◆ **WHAT YOU HAVE TO DO**
Copy, from the data below, every line that has "photo" in it.

◆ **INPUT DATA**
== Segment start ==
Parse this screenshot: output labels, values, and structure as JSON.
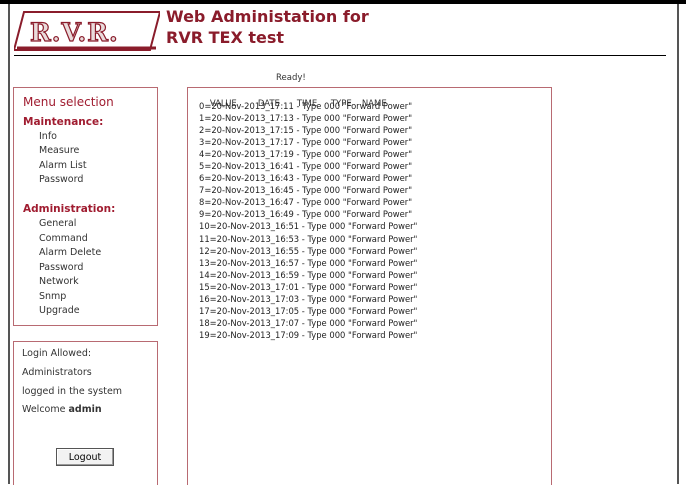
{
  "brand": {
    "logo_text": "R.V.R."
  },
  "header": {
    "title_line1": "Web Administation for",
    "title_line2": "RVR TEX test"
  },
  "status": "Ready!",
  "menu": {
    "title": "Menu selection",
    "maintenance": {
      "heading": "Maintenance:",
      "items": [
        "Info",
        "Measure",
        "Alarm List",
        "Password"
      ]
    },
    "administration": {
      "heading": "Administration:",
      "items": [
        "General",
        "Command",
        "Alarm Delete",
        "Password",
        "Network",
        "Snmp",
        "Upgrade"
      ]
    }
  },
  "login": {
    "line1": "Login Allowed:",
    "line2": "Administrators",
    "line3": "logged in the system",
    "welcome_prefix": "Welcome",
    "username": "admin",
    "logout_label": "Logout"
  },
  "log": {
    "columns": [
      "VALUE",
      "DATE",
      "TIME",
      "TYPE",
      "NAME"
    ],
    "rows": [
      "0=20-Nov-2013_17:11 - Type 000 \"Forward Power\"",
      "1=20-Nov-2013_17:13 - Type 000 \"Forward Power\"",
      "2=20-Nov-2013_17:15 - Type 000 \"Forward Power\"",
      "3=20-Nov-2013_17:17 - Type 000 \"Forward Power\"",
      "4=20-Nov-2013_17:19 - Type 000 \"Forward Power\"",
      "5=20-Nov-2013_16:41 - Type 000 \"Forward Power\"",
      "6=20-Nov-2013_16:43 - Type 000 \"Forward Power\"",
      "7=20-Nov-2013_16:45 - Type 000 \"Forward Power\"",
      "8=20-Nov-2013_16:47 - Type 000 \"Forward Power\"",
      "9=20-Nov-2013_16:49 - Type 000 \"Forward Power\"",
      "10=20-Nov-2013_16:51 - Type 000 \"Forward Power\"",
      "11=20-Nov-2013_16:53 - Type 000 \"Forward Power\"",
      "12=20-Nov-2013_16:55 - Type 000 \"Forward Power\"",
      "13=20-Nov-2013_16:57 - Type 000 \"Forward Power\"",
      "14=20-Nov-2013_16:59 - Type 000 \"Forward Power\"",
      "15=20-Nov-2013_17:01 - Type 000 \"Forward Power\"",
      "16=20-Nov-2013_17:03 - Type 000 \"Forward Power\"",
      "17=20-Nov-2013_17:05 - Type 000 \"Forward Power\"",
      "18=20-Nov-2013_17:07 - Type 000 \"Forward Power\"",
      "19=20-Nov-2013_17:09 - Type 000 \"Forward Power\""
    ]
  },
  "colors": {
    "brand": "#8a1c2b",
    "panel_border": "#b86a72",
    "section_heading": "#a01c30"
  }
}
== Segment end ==
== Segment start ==
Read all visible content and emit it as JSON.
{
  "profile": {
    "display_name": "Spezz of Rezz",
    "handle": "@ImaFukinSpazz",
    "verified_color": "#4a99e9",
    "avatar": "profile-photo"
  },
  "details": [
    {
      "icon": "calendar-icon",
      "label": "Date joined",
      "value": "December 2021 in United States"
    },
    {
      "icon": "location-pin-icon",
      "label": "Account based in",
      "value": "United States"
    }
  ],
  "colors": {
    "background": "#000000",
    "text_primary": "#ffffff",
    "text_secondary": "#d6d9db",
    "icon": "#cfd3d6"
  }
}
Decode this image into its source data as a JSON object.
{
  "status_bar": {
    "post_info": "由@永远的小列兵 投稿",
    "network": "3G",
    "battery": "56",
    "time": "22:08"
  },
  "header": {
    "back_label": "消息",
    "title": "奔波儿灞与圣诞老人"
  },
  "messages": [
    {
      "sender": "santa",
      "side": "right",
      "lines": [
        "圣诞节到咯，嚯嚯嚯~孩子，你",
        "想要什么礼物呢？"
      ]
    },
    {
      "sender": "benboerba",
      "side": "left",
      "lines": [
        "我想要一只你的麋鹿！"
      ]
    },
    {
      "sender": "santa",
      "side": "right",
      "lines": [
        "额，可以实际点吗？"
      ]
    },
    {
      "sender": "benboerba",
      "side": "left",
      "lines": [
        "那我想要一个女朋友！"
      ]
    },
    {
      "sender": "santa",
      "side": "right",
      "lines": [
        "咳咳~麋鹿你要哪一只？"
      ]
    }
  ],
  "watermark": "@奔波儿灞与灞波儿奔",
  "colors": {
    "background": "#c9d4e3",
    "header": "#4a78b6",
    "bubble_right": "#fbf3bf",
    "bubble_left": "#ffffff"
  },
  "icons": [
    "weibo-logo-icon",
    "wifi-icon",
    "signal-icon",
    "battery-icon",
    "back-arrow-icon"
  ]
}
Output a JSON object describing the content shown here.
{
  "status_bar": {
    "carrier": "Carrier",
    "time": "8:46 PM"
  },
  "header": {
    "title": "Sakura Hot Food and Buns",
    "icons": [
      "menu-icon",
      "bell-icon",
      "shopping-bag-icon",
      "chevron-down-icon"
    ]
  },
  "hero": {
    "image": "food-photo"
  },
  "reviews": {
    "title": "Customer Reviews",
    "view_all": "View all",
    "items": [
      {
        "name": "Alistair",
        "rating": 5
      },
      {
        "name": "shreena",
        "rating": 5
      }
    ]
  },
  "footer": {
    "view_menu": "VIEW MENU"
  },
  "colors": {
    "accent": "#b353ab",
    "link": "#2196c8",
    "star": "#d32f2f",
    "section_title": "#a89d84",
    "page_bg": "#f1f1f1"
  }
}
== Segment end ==
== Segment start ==
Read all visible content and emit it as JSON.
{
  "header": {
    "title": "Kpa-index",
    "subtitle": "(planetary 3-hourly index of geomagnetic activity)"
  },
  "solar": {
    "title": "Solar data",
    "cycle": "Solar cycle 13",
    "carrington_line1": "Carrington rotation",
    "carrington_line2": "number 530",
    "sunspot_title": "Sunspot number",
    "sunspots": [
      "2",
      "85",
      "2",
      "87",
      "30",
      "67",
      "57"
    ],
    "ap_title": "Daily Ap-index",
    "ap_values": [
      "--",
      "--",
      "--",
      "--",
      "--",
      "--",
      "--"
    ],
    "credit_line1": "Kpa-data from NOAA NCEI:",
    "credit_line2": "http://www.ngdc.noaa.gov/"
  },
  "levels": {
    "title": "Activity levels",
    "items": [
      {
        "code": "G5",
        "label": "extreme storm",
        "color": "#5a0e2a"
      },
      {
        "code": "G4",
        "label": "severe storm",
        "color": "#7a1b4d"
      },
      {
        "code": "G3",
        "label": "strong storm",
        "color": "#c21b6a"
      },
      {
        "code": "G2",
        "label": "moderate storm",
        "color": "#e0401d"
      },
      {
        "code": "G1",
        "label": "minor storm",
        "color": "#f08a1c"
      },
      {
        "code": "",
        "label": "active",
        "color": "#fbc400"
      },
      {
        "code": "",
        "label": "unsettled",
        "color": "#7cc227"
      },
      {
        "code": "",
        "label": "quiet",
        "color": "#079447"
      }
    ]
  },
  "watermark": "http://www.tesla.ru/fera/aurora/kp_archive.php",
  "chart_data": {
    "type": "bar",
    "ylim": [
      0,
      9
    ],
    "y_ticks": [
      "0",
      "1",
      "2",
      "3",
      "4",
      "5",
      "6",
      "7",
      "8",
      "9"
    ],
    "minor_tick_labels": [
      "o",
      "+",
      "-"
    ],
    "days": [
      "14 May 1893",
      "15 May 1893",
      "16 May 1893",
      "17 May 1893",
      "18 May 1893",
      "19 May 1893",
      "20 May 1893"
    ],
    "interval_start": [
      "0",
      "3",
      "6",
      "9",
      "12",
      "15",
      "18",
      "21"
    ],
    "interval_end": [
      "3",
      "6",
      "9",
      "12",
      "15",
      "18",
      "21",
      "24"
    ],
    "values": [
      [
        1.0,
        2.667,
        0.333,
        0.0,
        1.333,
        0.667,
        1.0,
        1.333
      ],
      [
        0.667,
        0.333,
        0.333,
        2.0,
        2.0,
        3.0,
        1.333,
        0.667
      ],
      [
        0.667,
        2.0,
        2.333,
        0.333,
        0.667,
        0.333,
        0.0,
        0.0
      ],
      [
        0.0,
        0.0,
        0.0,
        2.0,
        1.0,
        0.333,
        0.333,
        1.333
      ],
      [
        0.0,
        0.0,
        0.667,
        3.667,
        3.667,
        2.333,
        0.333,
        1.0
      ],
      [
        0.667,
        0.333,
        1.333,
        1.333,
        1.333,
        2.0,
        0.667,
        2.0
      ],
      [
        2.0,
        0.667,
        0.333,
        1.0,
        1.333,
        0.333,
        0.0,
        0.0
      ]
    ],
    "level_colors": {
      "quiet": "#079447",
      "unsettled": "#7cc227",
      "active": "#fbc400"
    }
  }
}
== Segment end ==
◆ **RESULT OF THE TASK**
    "avatar": "profile-photo"
    "image": "food-photo"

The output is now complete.